::: Data to process :::

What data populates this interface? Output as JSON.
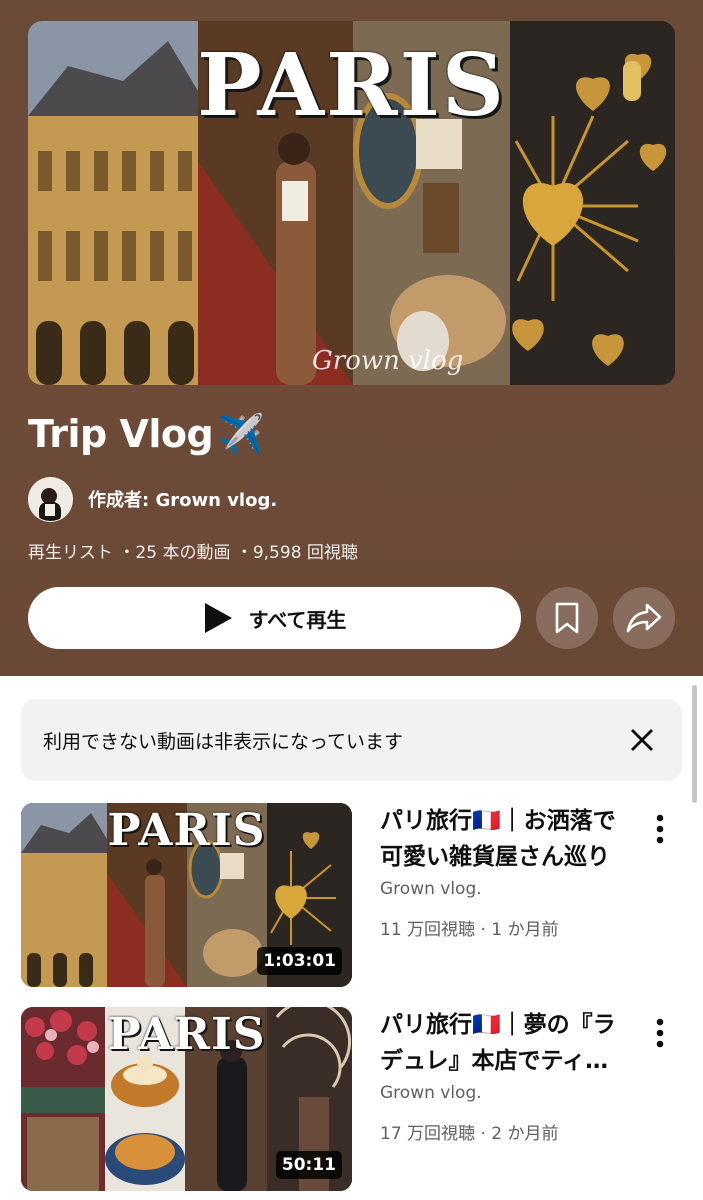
{
  "playlist": {
    "hero_title": "PARIS",
    "hero_watermark": "Grown vlog",
    "title": "Trip Vlog",
    "title_emoji": "✈️",
    "author": "作成者: Grown vlog.",
    "meta": "再生リスト ・25 本の動画 ・9,598 回視聴",
    "play_all_label": "すべて再生",
    "background_color": "#6b4a37"
  },
  "notice": {
    "text": "利用できない動画は非表示になっています"
  },
  "videos": [
    {
      "thumb_title": "PARIS",
      "title": "パリ旅行🇫🇷｜お洒落で可愛い雑貨屋さん巡り",
      "channel": "Grown vlog.",
      "stats": "11 万回視聴 · 1 か月前",
      "duration": "1:03:01"
    },
    {
      "thumb_title": "PARIS",
      "title": "パリ旅行🇫🇷｜夢の『ラデュレ』本店でティータイム",
      "channel": "Grown vlog.",
      "stats": "17 万回視聴 · 2 か月前",
      "duration": "50:11"
    }
  ],
  "icons": {
    "play": "play-icon",
    "save": "bookmark-icon",
    "share": "share-icon",
    "close": "close-icon",
    "more": "more-vert-icon"
  }
}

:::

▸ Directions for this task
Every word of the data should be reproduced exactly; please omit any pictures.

▸ Task result
What data populates this interface? Output as JSON.
{
  "playlist": {
    "hero_title": "PARIS",
    "hero_watermark": "Grown vlog",
    "title": "Trip Vlog",
    "title_emoji": "✈️",
    "author": "作成者: Grown vlog.",
    "meta": "再生リスト ・25 本の動画 ・9,598 回視聴",
    "play_all_label": "すべて再生",
    "background_color": "#6b4a37"
  },
  "notice": {
    "text": "利用できない動画は非表示になっています"
  },
  "videos": [
    {
      "thumb_title": "PARIS",
      "title": "パリ旅行🇫🇷｜お洒落で可愛い雑貨屋さん巡り",
      "channel": "Grown vlog.",
      "stats": "11 万回視聴 · 1 か月前",
      "duration": "1:03:01"
    },
    {
      "thumb_title": "PARIS",
      "title": "パリ旅行🇫🇷｜夢の『ラデュレ』本店でティータイム",
      "channel": "Grown vlog.",
      "stats": "17 万回視聴 · 2 か月前",
      "duration": "50:11"
    }
  ],
  "icons": {
    "play": "play-icon",
    "save": "bookmark-icon",
    "share": "share-icon",
    "close": "close-icon",
    "more": "more-vert-icon"
  }
}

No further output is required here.